Liliales is an order of monocotyledonous flowering plants. This order of necessity includes the family Liliaceae, but both the family and the order have had a widely disputed history, with the circumscription varying greatly from one taxonomist to another. The best known representative of the order is the lily.
Thus circumscribed, this order consists mostly of herbaceous plants, but lianas and shrubs occur. They are mostly perennial plants, with food storage organs such as corms or rhizomes. The family Corsiaceae is notable for being heterotrophs.
The order has worldwide distribution. The larger families (with more than 100 species) are roughly confined to the Northern Hemisphere, or are distributed worldwide, centering on the north. On the other hand, the smaller families (with up to 10 species) are confined to the Southern Hemisphere, or sometimes just to Australia or South America. The total number of species in the order is now about 1300.
As with any herbaceous group, the fossil record of the Liliales is rather scarce. There are several species from the Eocene, such as Petermanniopsis anglesaensis or Smilax, but their identification is not definite. Another known fossil is Ripogonum scandens from the Miocene. Due to the scarcity of data, it seems impossible to determine precisely the age and the initial distribution of the order. It is assumed that the Liliales originate from the Lower Cretaceous, over 100 million years ago. The initial diversification to the families took place between 82 and 48 million years ago (Vinnersten and Bremer, 2001).
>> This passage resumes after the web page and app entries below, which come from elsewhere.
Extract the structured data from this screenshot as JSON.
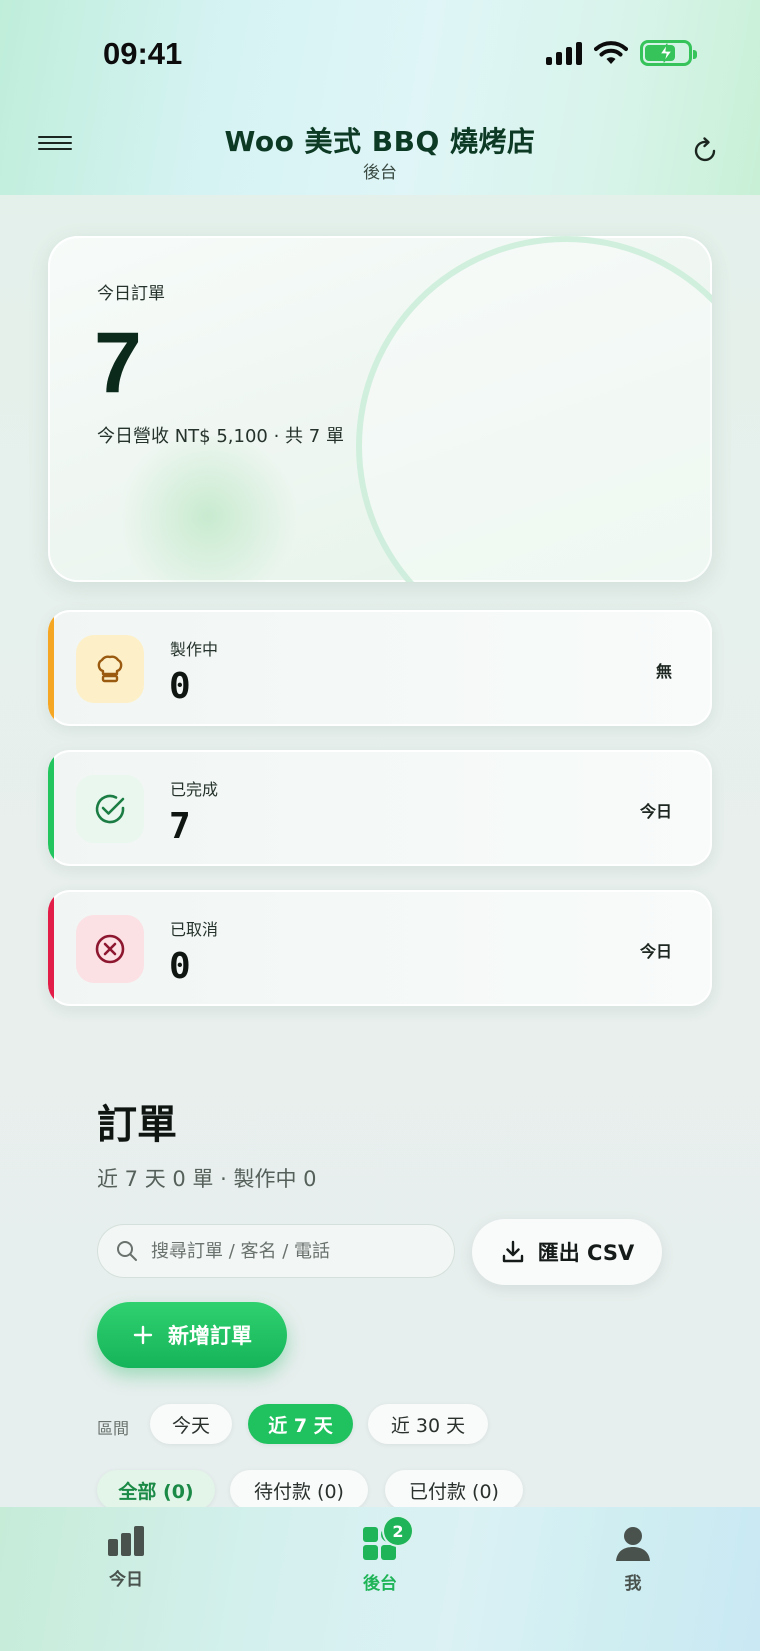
{
  "status_bar": {
    "time": "09:41"
  },
  "header": {
    "title": "Woo 美式 BBQ 燒烤店",
    "subtitle": "後台"
  },
  "hero": {
    "label": "今日訂單",
    "value": "7",
    "summary": "今日營收 NT$ 5,100 · 共 7 單"
  },
  "stats": [
    {
      "label": "製作中",
      "value": "0",
      "tag": "無",
      "accent": "#f5a623",
      "icon": "chef-hat-icon"
    },
    {
      "label": "已完成",
      "value": "7",
      "tag": "今日",
      "accent": "#22c55e",
      "icon": "check-circle-icon"
    },
    {
      "label": "已取消",
      "value": "0",
      "tag": "今日",
      "accent": "#e11d48",
      "icon": "x-circle-icon"
    }
  ],
  "orders": {
    "title": "訂單",
    "subtitle": "近 7 天 0 單 · 製作中 0",
    "search_placeholder": "搜尋訂單 / 客名 / 電話",
    "export_label": "匯出 CSV",
    "new_label": "新增訂單",
    "range_label": "區間",
    "ranges": [
      "今天",
      "近 7 天",
      "近 30 天"
    ],
    "selected_range": "近 7 天",
    "filters": [
      "全部 (0)",
      "待付款 (0)",
      "已付款 (0)"
    ],
    "selected_filter": "全部 (0)"
  },
  "tabbar": {
    "tabs": [
      {
        "label": "今日",
        "icon": "bar-chart-icon"
      },
      {
        "label": "後台",
        "icon": "dashboard-grid-icon",
        "badge": "2"
      },
      {
        "label": "我",
        "icon": "user-icon"
      }
    ],
    "active": "後台"
  },
  "colors": {
    "brand_green": "#1fb457",
    "title_green": "#0d3a24"
  }
}
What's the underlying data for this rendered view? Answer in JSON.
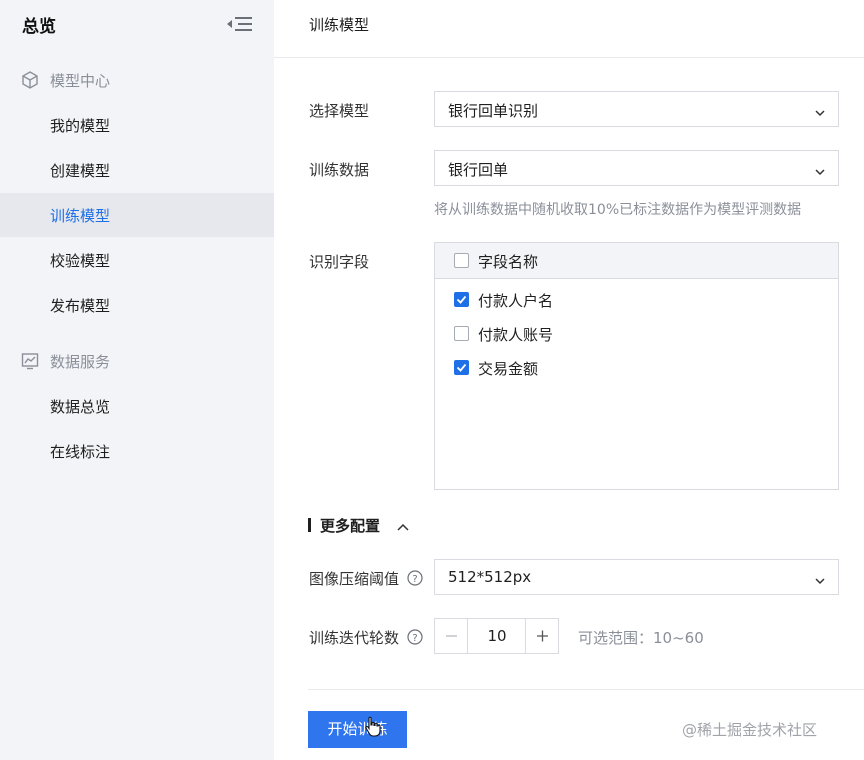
{
  "sidebar": {
    "title": "总览",
    "groups": [
      {
        "label": "模型中心",
        "icon": "cube-icon",
        "items": [
          {
            "label": "我的模型"
          },
          {
            "label": "创建模型"
          },
          {
            "label": "训练模型",
            "active": true
          },
          {
            "label": "校验模型"
          },
          {
            "label": "发布模型"
          }
        ]
      },
      {
        "label": "数据服务",
        "icon": "chart-icon",
        "items": [
          {
            "label": "数据总览"
          },
          {
            "label": "在线标注"
          }
        ]
      }
    ]
  },
  "main": {
    "title": "训练模型",
    "model": {
      "label": "选择模型",
      "value": "银行回单识别"
    },
    "data": {
      "label": "训练数据",
      "value": "银行回单",
      "hint": "将从训练数据中随机收取10%已标注数据作为模型评测数据"
    },
    "fields": {
      "label": "识别字段",
      "header": "字段名称",
      "items": [
        {
          "name": "付款人户名",
          "checked": true
        },
        {
          "name": "付款人账号",
          "checked": false
        },
        {
          "name": "交易金额",
          "checked": true
        }
      ]
    },
    "more": {
      "title": "更多配置",
      "compression": {
        "label": "图像压缩阈值",
        "value": "512*512px"
      },
      "epochs": {
        "label": "训练迭代轮数",
        "value": "10",
        "range": "可选范围：10~60"
      }
    },
    "start_label": "开始训练"
  },
  "watermark": "@稀土掘金技术社区",
  "colors": {
    "primary": "#2f76ee",
    "active_text": "#1f6fe6",
    "sidebar_bg": "#f3f4f7",
    "muted": "#8a8f99"
  }
}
In the Engler system (1964 update) a similar order was named Liliiflorae, placed in the class Monocotyledoneae of the subdivision Angiospermae.
The Wettstein system, last revised in 1935, used names similar to those in the Engler system: the order was named Liliiflorae placed in the class Monocotyledones of the subdivision Angiospermae. In circumscription the order was fairly similar to that of Cronquist.
Earlier names for this order include the Coronarieae of the Bentham & Hooker system.